[Spread-users] is spread the right choice ?

John Lane Schultz jschultz at spreadconcepts.com
Mon Apr 2 12:07:19 EDT 2007

Spread's design is optimized for *groups* of processes to communicate, thus the 
name "group communication."  It can certainly be used for 2 party communication 
as well, but 2 party communication can incur unexpected overhead.

For example, currently all data traffic is sent to and processed by *all* Spread 
daemons.  This communication pattern can cause unexpected network overhead. 
Within a segment (LAN), all data traffic is broad/multicast to all the daemons 
in that segment.  This can incur a lot more traffic overhead than point to point 
traffic because your switch/router/hub has to put the traffic on every 
(interested) port.  If you have multiple segments, then Spread also sends the 
data to the leader of each segment (i.e. - n segments usually causes n-1 
unicasts and 1 broad/multicast per sp_multicast, ignoring packing).  So, if you 
have two applications communicating with each other, even through the same 
daemon, then their conversation is actually sent to and processed by *all* the 
daemons -- all the other daemons simply drop the data on the floor after 
extracting the necessary meta-data.  Spread could be optimized to better handle 
daemon interest in data (i.e. - send side filtering), but that has not yet been 

On the flip side, Spread provides a pretty simple API for message passing and 
provides powerful ordering and reliability semantics for n-party communication, 
all of which can ease development of distributed applications.

I can't make the call for you, but if you really are only doing point to point 
communication and don't expect to go to n-party communication, then the good old 
BSD socket client-server interface, along with select, might be your best bet.

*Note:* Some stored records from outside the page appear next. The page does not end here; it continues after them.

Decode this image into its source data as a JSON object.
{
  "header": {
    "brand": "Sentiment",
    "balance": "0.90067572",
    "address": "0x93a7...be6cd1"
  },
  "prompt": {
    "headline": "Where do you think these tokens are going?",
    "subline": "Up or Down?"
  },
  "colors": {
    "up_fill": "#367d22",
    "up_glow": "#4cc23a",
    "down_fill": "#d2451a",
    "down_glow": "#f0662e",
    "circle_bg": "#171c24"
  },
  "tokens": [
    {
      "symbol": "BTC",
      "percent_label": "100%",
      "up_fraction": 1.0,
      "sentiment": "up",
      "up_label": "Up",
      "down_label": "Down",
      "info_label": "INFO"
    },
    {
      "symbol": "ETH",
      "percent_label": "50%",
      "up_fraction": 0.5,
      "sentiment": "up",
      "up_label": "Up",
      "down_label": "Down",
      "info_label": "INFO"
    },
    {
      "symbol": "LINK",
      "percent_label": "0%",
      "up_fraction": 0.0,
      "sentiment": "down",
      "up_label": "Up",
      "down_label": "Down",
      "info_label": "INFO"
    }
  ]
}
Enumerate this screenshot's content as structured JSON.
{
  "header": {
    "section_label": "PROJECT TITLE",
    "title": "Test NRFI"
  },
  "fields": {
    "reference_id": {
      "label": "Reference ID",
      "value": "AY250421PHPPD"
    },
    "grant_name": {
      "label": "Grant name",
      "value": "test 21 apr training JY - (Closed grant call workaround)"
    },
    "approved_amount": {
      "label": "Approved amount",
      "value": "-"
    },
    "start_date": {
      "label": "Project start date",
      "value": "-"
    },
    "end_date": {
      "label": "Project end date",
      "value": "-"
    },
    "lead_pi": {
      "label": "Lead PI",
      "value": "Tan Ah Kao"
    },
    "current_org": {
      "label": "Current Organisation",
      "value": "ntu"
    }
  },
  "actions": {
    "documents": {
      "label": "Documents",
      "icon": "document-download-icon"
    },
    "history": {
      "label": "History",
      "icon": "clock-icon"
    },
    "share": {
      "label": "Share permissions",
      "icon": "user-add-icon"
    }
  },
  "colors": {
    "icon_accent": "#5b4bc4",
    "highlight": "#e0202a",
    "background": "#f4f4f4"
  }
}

Sami M wrote:
> OK Folks. Maybe I am on the wrong track here. We need a message passing 
> library.
> It's for a large distributed application that needs to scale on a linux 
> cluster with possibly tens of nodes and 7/8 different type of processes 
> [don't ask... we might be building the next google :)]. Different 
> processes running on seperate (or same) machines need to 
> communicate. There is currently no need for multicast messages 
> although any process may exchange a message with any other process 
> (n-way connectivity). Doing that point-to-point would be overly complex 
> I think !?!? They need to be able to send messages that may go upwards 
> of 100M. There is a need for java/c inter-operability as some processes 
> are in java. 
> I have tried mpich2 & pvm so far & those libs proved to be not well 
> suited for this application for various reasons. Spread seemed well 
> suited initially but has its own set of constrants with regards to 
> message sizes & flow control. So far I have implemented message chunking 
> to overcome the 100K limit. It seems I will need a fix for this flow 
> control issue.
> Is spread the right choice for this kindof application with regards to 
> scalability, performance, and feature requirements here. I'd prefer 
> using an off the shelf solution for this. What other open and/or 
> commercial libs can I try? I am using a wrapper interface to message 
> passing lib so I can try different solutions relatively easily.
> BTW... I am not a comm expert so bear with me if I am missing anything 
> obvious. Please feel free to weight in. Any help here is appreciated.
> Thanks,
> Sami
> ------------------------------------------------------------------------
> _______________________________________________
> Spread-users mailing list
> Spread-users at lists.spread.org
> http://lists.spread.org/mailman/listinfo/spread-users

John Schultz
Spread Concepts LLC
Phn: 443 838 2200
Fax: 301 560 8875

More information about the Spread-users mailing list